Tutorial & Screencast: Java on Heroku with Eclipse

UPDATE: There is a new and better way to get started with Java on Heroku using Eclipse. For details check out:
Screencast: Java Template Apps on Heroku

The rest of this post is now legacy stuff.

I recorded a screencast and put together some instructions on how to try out Java on Heroku using just a web browser and Eclipse. First, check out the screencast:

Here are steps you can follow to get started running Java on Heroku with Eclipse and your browser:

Prerequisites) Install the EGit and Maven (m2e) Eclipse plugins into your Eclipse. In Eclipse select the “Help” menu, select “Install new Software”, from the “Work With” drop-down menu select “All Available Sites”, and enter “EGit” in the filter box. After the plugin list has loaded (could take a minute) then select the “Eclipse EGit” plugin, select “Next”, and finish walking through the wizard to the plugin. Then do the same for the Maven Plugin “m2e”.

Step 1) Go to java.herokuapp.com and select an application template. In the screencast I used the “Simple Java Web App with Maven and Tomcat” option since it uses the familiar WAR packaging and Tomcat. Enter your email address and click the “Go!” button. This will create a copy of the template, upload it to Heroku, and assign you as the owner of the app. When the app is created you will see some instructions and a link to the application running on Heroku.

Step 2) You should have received an email from Heroku indicating that an application has been shared with you. If this is your first time using Heroku you will need to click the account setup link in the email in order to set your password on Heroku.

Step 3) If this is the first time you have used Heroku then you will need to create and associate a SSH key with your Heroku account. This will be used to authenticate you for git file transfers (to copy the application to/from Heroku). The standard way to do this is with the Heroku CLI. But I’ve created a little web app using the heroku.jar library (which wraps the Heroku RESTish APIs) that provides a web-based way to associate a SSH key to your Heroku account. If you don’t have an SSH key already then in Eclipse go to “Window” menu -> “Preferences” -> search for “SSH”, select the “SSH2” preferences, select the “Key Management” tab, select “Generate RSA Key…” to create a new SSH key, select “Save Private Key…”, and then select and copy the public key (starts with ssh-rsa). If you already have an SSH key then in the “Kay Management” tab select “Load Existing Key…” and copy the public key.

Now in your browser go to key.herokuapp.com, enter your Heroku username (email) & password, paste the key into the Public Key field, and click the “Add Key” button.

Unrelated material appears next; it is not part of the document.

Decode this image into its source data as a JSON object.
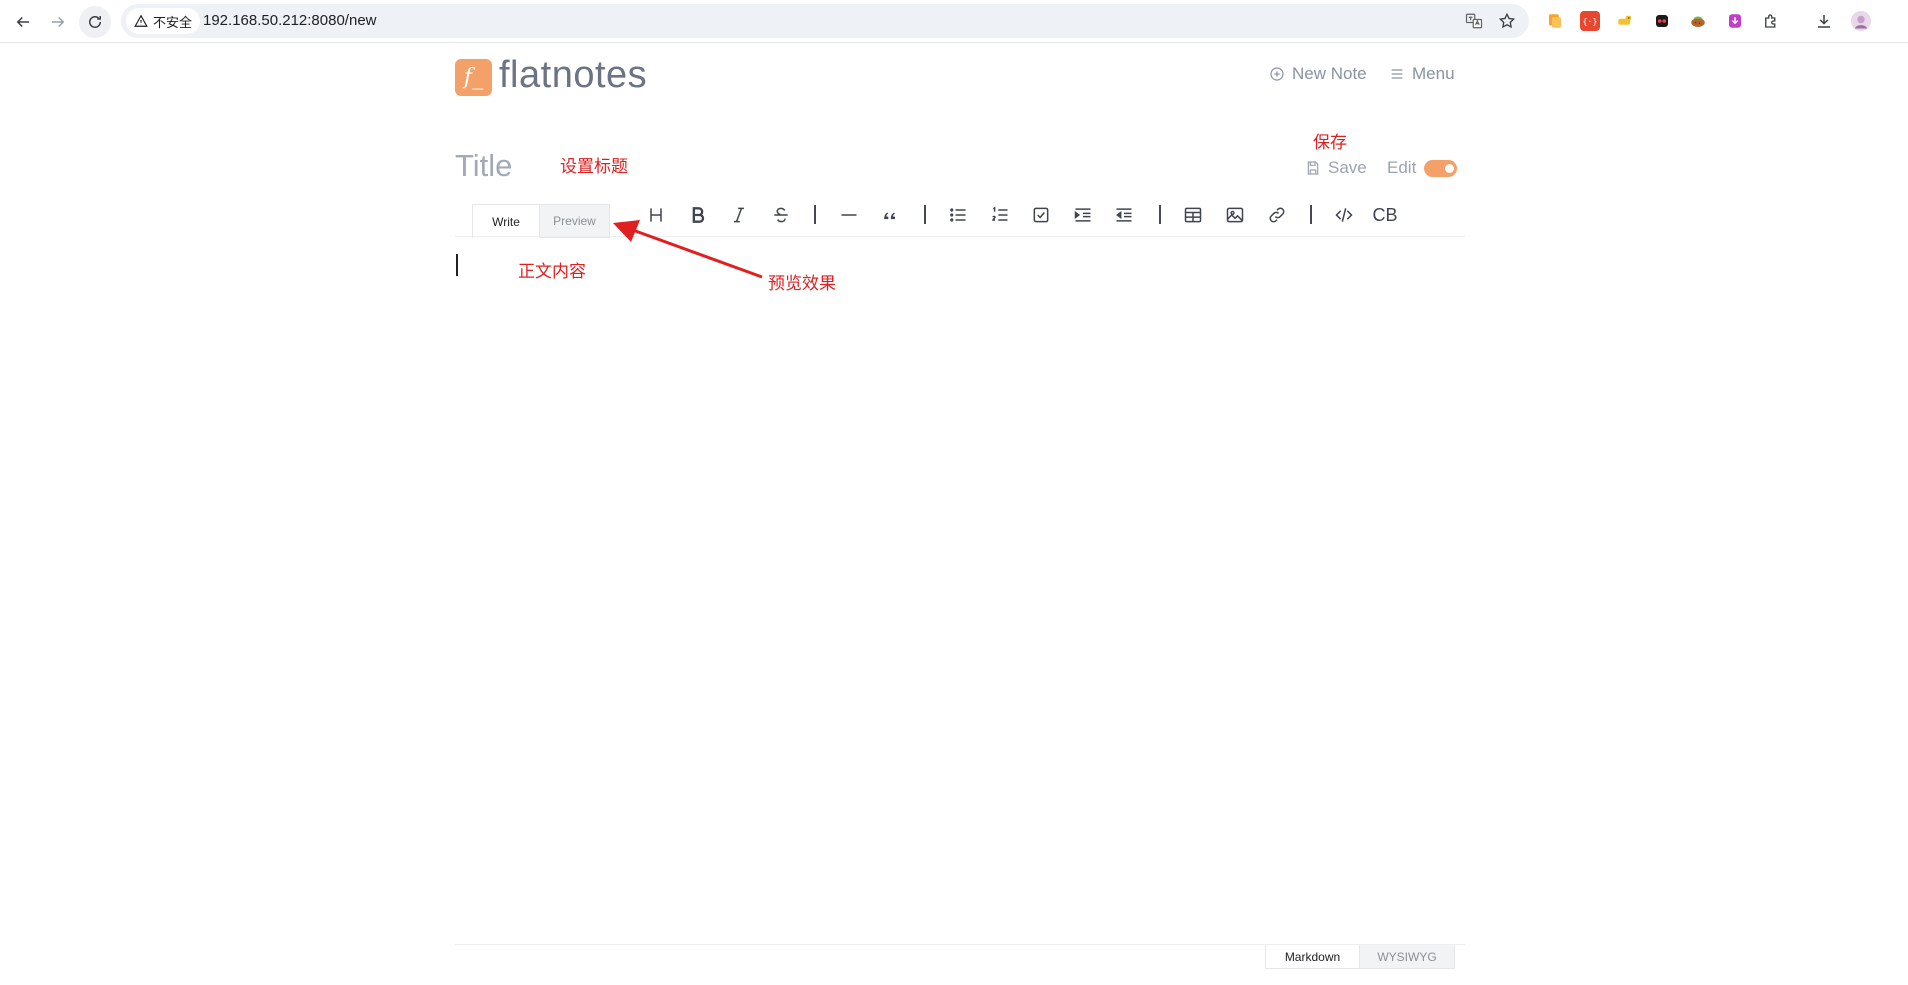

Step 4) Now you are ready to import the created project into Eclipse. Select the “File” menu -> “Import”, select “Project from Git”, select “Clone…”, paste the git URL into the “URI” box (you will find the git URL in the java.herokuapp.com instructions or in the email from Heroku), and select “Next”.

Eclipse will fetch the branches of the remote git repository and should display just a master branch. Select “Next” and then “Finish”. A local copy of the project will now be on your computer. Now select “Next”, select “Import as general project, select “Next”, and then select “Finish” to complete the import. From here you can take a few other steps to setup the project for local development. First, install the m2e-wtp connector, create a new Tomcat server in Eclipse, change the web module context root to “/”, and then you can just right-click on the project and select “Run As” -> “Run on Server”.

Step 5) Make a change to the app that you will be able to see when the new version is pushed to Heroku. For instance, add something to the index.jsp file. If you have setup your Eclipse for local development then you should be able to test this change locally before pushing it to Heroku.

Step 6) To commit the changes to the local git repository, right-click on the project, select “Team” -> “Commit…”, enter a commit message, and select “Commit”.

Now that the changes are in the local git repository they can be pushed to Heroku. Right-click on the project, select “Team” -> “Push to Upstream”. This will send your change to Heroku and then Heroku will run the project’s Maven build and redeploy the changes. When the process has completed you will see the details of the push and the Maven build.

Now refresh (or load) the app in your browser and you should see the changes.

That should be enough to get you started. As you dive in further check out the Heroku Dev Center for a lot more details on using Java on Heroku. Let me know if you have any questions.